enquiry, the sin is seemingly unforgivable, but what then of the artistic world? Is there perhaps a
tendency to permit plagiarism? Some authors claim that their work is merely the continuation of, or
clearly the result of, others’ works, or they subscribe to a style of writing which was enforced by the
particular era or prevailing circumstances.
This study evaluates the concept of “plagiarism” from the viewpoint of Gerard Genette’s
transtextuality and develops a methodology for textual comparison. Using the typology outlined in
his book Palimpsestos (1982), Genette focuses on the interrelationship of different texts. Although
his primary focus is hypertextuality, Genette also mentions plagiarism, which he considers to be a
type of intertextuality.
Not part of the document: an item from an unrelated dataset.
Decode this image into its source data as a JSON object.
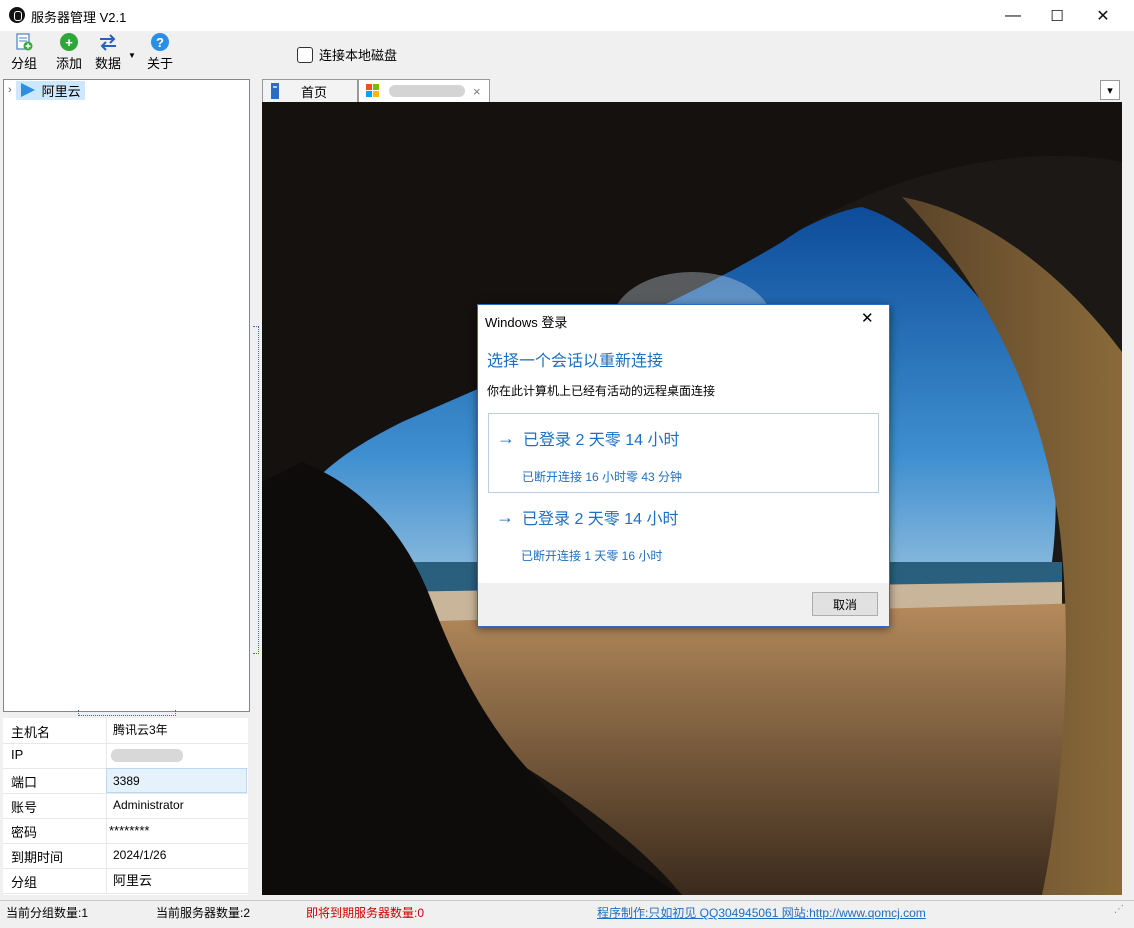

While the present study is based on the proposals of Genette, it also redefines his concept of
plagiarism as his approach in Palimpsestos revealed itself to be insufficient. Given that the
phenomenon of plagiarism has canonical roots, this study compares the development of the concept
from the perspective of tradition and ultimately includes plagiarism as a part of the processes
involved in both text creation and text reception. Thus, plagiarism becomes limited and it is proposed
that a possibility of differentiating between the various means of literary adaptation and
appropriation exists through the use of a methodology of transtextual comparison.
This methodology, which is both pragmatic and eclectic, consists of eight steps and tests the
validity of six cases of supposed plagiarism. These cases include short stories, poems, a novel, one
play and an “exemplum” written by the authors Jorge Luis Borges, Giovanni Papini, Emilio Berisso,
Noboa Caamaño, Agustín Cuzzani, Federico Andahazi, Alonso Cueto, Rabindranath Tagore, Pablo Neruda, Don Juan Manuel and Hans Christian Andersen.